Data provided —

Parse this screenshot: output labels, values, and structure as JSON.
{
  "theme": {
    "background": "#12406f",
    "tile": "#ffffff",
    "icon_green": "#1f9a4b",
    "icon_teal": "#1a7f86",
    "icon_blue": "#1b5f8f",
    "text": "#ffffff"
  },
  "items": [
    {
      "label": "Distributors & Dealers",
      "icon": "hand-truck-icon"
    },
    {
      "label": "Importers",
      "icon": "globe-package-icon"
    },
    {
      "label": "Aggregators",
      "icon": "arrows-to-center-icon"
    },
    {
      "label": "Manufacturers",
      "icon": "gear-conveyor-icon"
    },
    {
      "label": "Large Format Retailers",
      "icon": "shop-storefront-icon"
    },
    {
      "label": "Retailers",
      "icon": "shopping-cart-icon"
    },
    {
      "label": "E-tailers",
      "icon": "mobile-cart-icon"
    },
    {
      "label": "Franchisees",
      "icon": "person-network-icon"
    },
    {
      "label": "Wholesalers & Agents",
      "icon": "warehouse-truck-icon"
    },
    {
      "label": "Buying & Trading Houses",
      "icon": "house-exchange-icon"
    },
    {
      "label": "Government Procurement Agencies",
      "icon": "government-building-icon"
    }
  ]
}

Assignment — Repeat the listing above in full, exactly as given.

Answer space —
Parse this screenshot: output labels, values, and structure as JSON.
{
  "theme": {
    "background": "#12406f",
    "tile": "#ffffff",
    "icon_green": "#1f9a4b",
    "icon_teal": "#1a7f86",
    "icon_blue": "#1b5f8f",
    "text": "#ffffff"
  },
  "items": [
    {
      "label": "Distributors & Dealers",
      "icon": "hand-truck-icon"
    },
    {
      "label": "Importers",
      "icon": "globe-package-icon"
    },
    {
      "label": "Aggregators",
      "icon": "arrows-to-center-icon"
    },
    {
      "label": "Manufacturers",
      "icon": "gear-conveyor-icon"
    },
    {
      "label": "Large Format Retailers",
      "icon": "shop-storefront-icon"
    },
    {
      "label": "Retailers",
      "icon": "shopping-cart-icon"
    },
    {
      "label": "E-tailers",
      "icon": "mobile-cart-icon"
    },
    {
      "label": "Franchisees",
      "icon": "person-network-icon"
    },
    {
      "label": "Wholesalers & Agents",
      "icon": "warehouse-truck-icon"
    },
    {
      "label": "Buying & Trading Houses",
      "icon": "house-exchange-icon"
    },
    {
      "label": "Government Procurement Agencies",
      "icon": "government-building-icon"
    }
  ]
}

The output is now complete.